Copy out each line of the data below in which "student" appears.

(Beginning of Records)

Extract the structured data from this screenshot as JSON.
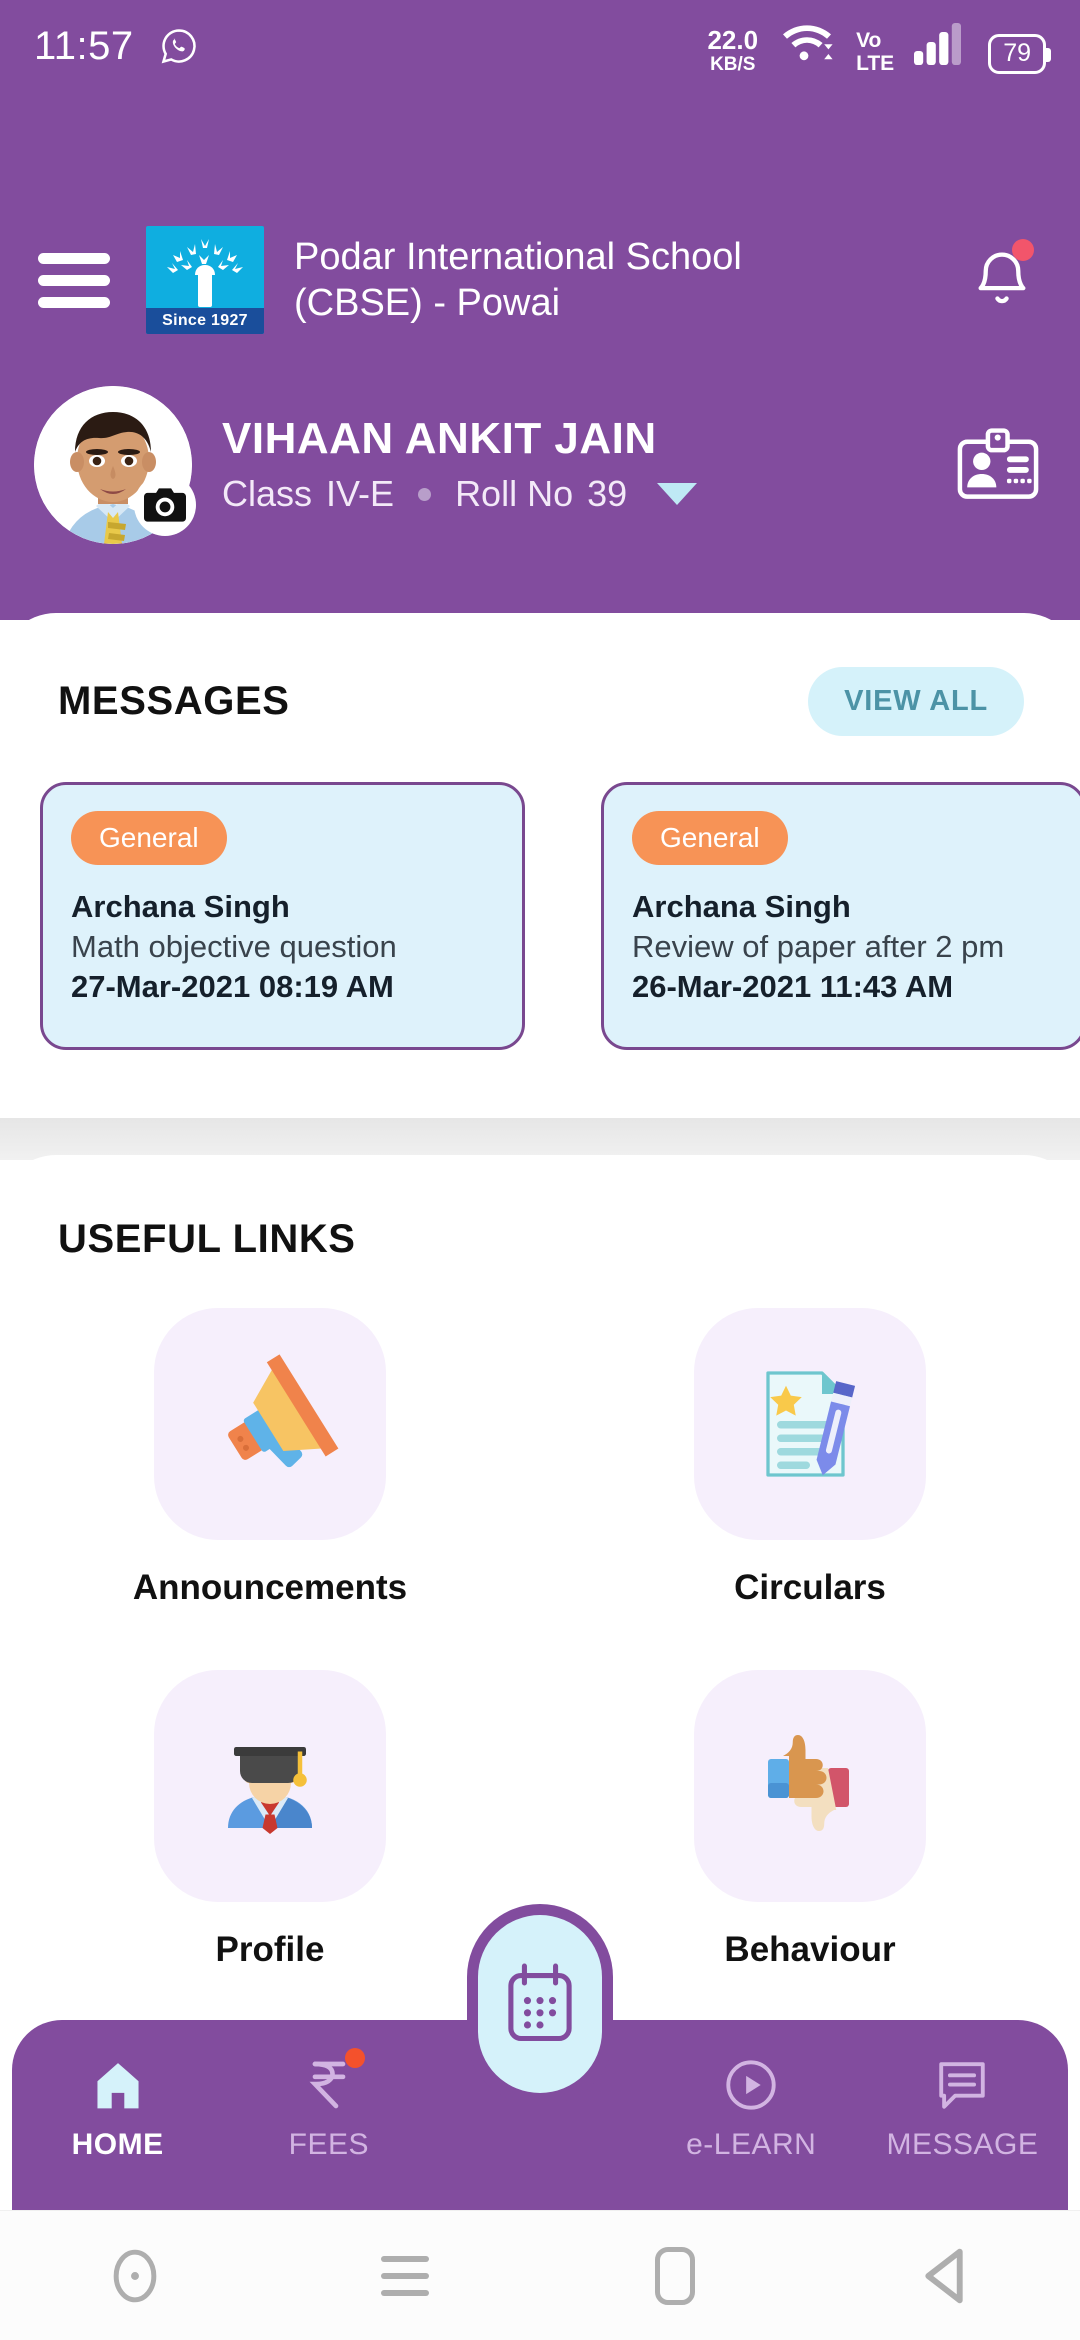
{
  "statusbar": {
    "time": "11:57",
    "whatsapp_icon": "whatsapp-icon",
    "network_speed_value": "22.0",
    "network_speed_unit": "KB/S",
    "wifi_icon": "wifi-icon",
    "volte_line1": "Vo",
    "volte_line2": "LTE",
    "signal_icon": "cellular-signal-icon",
    "battery_percent": "79"
  },
  "appbar": {
    "menu_icon": "hamburger-menu-icon",
    "logo_since": "Since 1927",
    "school_name": "Podar International School (CBSE) - Powai",
    "notification_icon": "bell-icon",
    "notification_badge": true
  },
  "student": {
    "avatar_icon": "student-photo",
    "camera_icon": "camera-icon",
    "name": "VIHAAN ANKIT JAIN",
    "class_label": "Class",
    "class_value": "IV-E",
    "roll_label": "Roll No",
    "roll_value": "39",
    "dropdown_icon": "chevron-down-icon",
    "idcard_icon": "id-card-icon"
  },
  "messages": {
    "title": "MESSAGES",
    "view_all_label": "VIEW ALL",
    "items": [
      {
        "tag": "General",
        "from": "Archana Singh",
        "subject": "Math objective question",
        "datetime": "27-Mar-2021 08:19 AM"
      },
      {
        "tag": "General",
        "from": "Archana Singh",
        "subject": "Review of paper after 2 pm",
        "datetime": "26-Mar-2021 11:43 AM"
      }
    ]
  },
  "useful_links": {
    "title": "USEFUL LINKS",
    "items": [
      {
        "label": "Announcements",
        "icon": "megaphone-icon"
      },
      {
        "label": "Circulars",
        "icon": "document-pen-icon"
      },
      {
        "label": "Profile",
        "icon": "graduate-student-icon"
      },
      {
        "label": "Behaviour",
        "icon": "thumbs-up-down-icon"
      }
    ]
  },
  "bottom_nav": {
    "items": [
      {
        "label": "HOME",
        "icon": "home-icon",
        "active": true,
        "badge": false
      },
      {
        "label": "FEES",
        "icon": "rupee-icon",
        "active": false,
        "badge": true
      },
      {
        "label": "e-LEARN",
        "icon": "play-circle-icon",
        "active": false,
        "badge": false
      },
      {
        "label": "MESSAGE",
        "icon": "chat-bubble-icon",
        "active": false,
        "badge": false
      }
    ],
    "fab_icon": "calendar-icon"
  },
  "android_nav": {
    "buttons": [
      {
        "icon": "circle-dot-icon"
      },
      {
        "icon": "recents-hamburger-icon"
      },
      {
        "icon": "home-square-icon"
      },
      {
        "icon": "back-triangle-icon"
      }
    ]
  },
  "colors": {
    "brand_purple": "#824C9E",
    "card_blue": "#DEF2FB",
    "tag_orange": "#F79356",
    "accent_cyan": "#D5F2FA",
    "tile_lavender": "#F6EFFC",
    "badge_red": "#F4512C"
  }
}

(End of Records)

_Exercise output_.
  "student": {
    "avatar_icon": "student-photo",
        "icon": "graduate-student-icon"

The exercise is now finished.